For many people, the pandemic has been a time where much time has been spent quarantined in one’s home, and didn’t spend as much time going out or seeing others. On the other hand, public health experts came to tell us that socializing outdoors was a far safer option than staying indoors and doing it. Events of all kinds, from weddings, to family visits, to church services all picked up stakes and moved to the great outdoors as weather permitted.

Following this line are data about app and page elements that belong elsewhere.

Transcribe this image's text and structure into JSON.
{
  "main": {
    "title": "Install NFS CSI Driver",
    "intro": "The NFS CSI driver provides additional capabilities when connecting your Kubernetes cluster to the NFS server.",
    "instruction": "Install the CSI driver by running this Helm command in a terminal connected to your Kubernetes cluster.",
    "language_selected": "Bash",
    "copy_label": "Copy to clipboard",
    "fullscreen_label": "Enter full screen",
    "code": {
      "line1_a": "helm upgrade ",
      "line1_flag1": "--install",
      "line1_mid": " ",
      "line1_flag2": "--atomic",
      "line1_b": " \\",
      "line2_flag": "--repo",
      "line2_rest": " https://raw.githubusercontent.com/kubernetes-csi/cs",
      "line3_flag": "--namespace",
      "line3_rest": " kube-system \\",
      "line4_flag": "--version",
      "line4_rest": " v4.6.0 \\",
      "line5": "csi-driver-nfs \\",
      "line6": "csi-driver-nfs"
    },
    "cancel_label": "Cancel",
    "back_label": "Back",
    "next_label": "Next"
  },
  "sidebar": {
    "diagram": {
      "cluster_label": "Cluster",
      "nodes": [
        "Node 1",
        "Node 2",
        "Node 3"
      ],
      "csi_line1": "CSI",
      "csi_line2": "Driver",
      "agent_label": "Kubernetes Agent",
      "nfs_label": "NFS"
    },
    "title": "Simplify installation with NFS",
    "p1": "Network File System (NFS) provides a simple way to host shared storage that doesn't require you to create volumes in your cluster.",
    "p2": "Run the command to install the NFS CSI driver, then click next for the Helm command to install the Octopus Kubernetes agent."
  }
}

If you find yourself, or an older loved one you care for, are still spending significant amounts of the day indoors, it’s time to consider various ways you can get out of the house and back into nature again. A number of studies have shown that spending time in green spaces, or in “blue spaces” which are found near water, is very beneficial for the mental, emotional, and physical health of older adults. The University of Tokyo has found that spending time in nature is a major way that elders can lessen some of the negative effects of social distancing. Other documented effects include

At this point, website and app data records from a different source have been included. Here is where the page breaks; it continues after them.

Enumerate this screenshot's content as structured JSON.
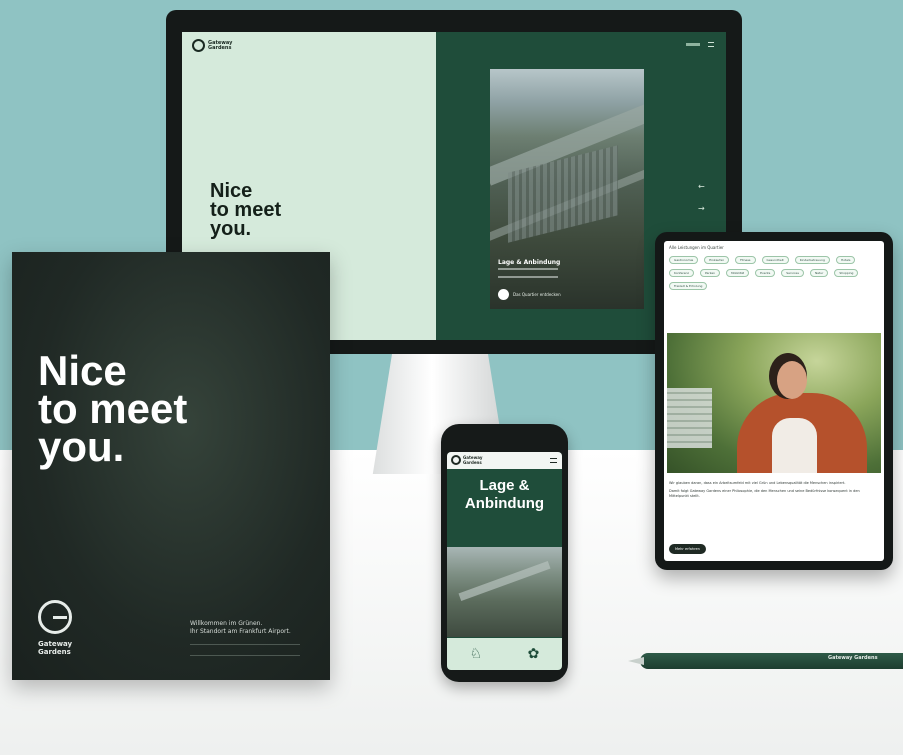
{
  "imac": {
    "logo_text": "Gateway Gardens",
    "headline_lines": [
      "Nice",
      "to meet",
      "you."
    ],
    "photo_title": "Lage & Anbindung",
    "play_label": "Das Quartier entdecken",
    "arrow_up": "←",
    "arrow_down": "→"
  },
  "brochure": {
    "headline_lines": [
      "Nice",
      "to meet",
      "you."
    ],
    "logo_text": "Gateway Gardens",
    "tagline_lines": [
      "Willkommen im Grünen.",
      "Ihr Standort am Frankfurt Airport."
    ]
  },
  "phone": {
    "logo_text": "Gateway Gardens",
    "heading_lines": [
      "Lage &",
      "Anbindung"
    ],
    "icon_left": "♘",
    "icon_right": "✿"
  },
  "tablet": {
    "top_label": "Alle Leistungen im Quartier",
    "chips": [
      "Gastronomie",
      "Einkaufen",
      "Fitness",
      "Gesundheit",
      "Kinderbetreuung",
      "Hotels",
      "Konferenz",
      "Parken",
      "Mobilität",
      "Events",
      "Services",
      "Natur",
      "Shopping",
      "Freizeit & Erholung"
    ],
    "paragraphs": [
      "Wir glauben daran, dass ein Arbeitsumfeld mit viel Grün und Lebensqualität die Menschen inspiriert.",
      "Damit folgt Gateway Gardens einer Philosophie, die den Menschen und seine Bedürfnisse konsequent in den Mittelpunkt stellt."
    ],
    "button_label": "Mehr erfahren"
  },
  "pen": {
    "brand_text": "Gateway Gardens"
  },
  "colors": {
    "background_top": "#8fc3c3",
    "brand_dark_green": "#1f4d3a",
    "mint": "#d5eadb",
    "brochure": "#202925"
  }
}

- Improved brain health: Nature reduces stress, and too much stress is bad for the brain.
- Strengthens the immune system: Vitamin D is required for a strong immune response, and that just happens to be best received by the body through exposure to sunlight.
- Encourage exercise: Numerous studies, as well as common sense, show that people are far more likely to be active when outdoors. A brisk walk is more fun and interesting than an equal amount of time on the treadmill.